The incoming Mexican government will be re-examining its policy on marijuana after recreational use was in two Western U.S. states on Tuesday. Luis Videgaray, head of President Pena Nieto’s transition team, explains how Colorado and Washington’s new stance on marijuana might affect international policy. Via, the AP:

"Obviously we can't handle a product that is illegal in Mexico, trying to stop its transfer to the United States, when in the United States, at least in part of the United States, it now has a different status," Videgaray said. "I believe this obliges us to think the relationship in regards to security ... This is an unforeseen element."

"These important modifications change somewhat the rules of the game in the relationship with the United States," Videgaray said. "I think that we have to carry out a review of our joint policies in regards to drug trafficking and security in general."
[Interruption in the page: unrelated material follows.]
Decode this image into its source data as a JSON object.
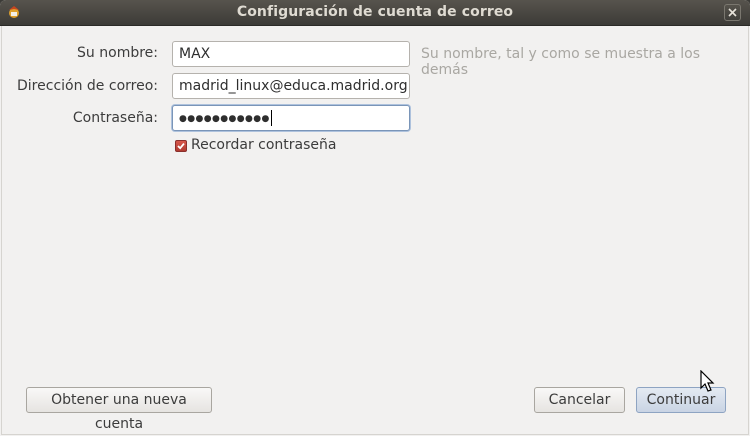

In less than three weeks, Mexican president elect Pena Nieto will visit The White House. It remains uncertain if he will pressure the U.S. to enforce federal law on the Western states.

But, some see legalization as an important step in undercutting Mexican drug cartels. An IMCO study (in Spanish), finds that the American pot business brings about $2 billion a year to Mexico’s drug cartels. This is an extremely valuable asset. In comparison, the cocaine trade totals $2.4 billion.

Last week, The Economist broke down how legalization might indirectly effect the cartel profit. It's not that cartels are losing their US clients, it's the threat of competition with a larger domestic marijuana trafficking-ring that is most serious.

The cost of growing marijuana legally is about $880 per kilo. Adding on a decent mark-up, plus the taxes that would be applied, it puts the wholesale price of Washington marijuana at just over $2,000 per kilo. The cost of illegally transporting the drug adds about $500 per kilo for every thousand kilometres that the drug is hauled, it calculates, based on the fact that pot gets pricier the further you get from the Mexican border. So smuggling legal Washington dope to New York, for instance, would add about $1,900 to the cost of a kilo, giving a total wholesale price not much below $4,000. That would make it more expensive than imported Mexican pot. But home-grown marijuana is much better quality than the Mexican sort.

But all that assumes the federal government in the U.S. would allow legalization to go forward, and would turn a blind eye to cross-state-border drug trafficking. Not likely.

Thus far the Justice Department has said marijuana remains a Schedule 1 controlled substance and that it is "reviewing the ballot initiatives." As Colorado Gov. John Hickenlooper puts it, "don't break out the Cheetos" just yet.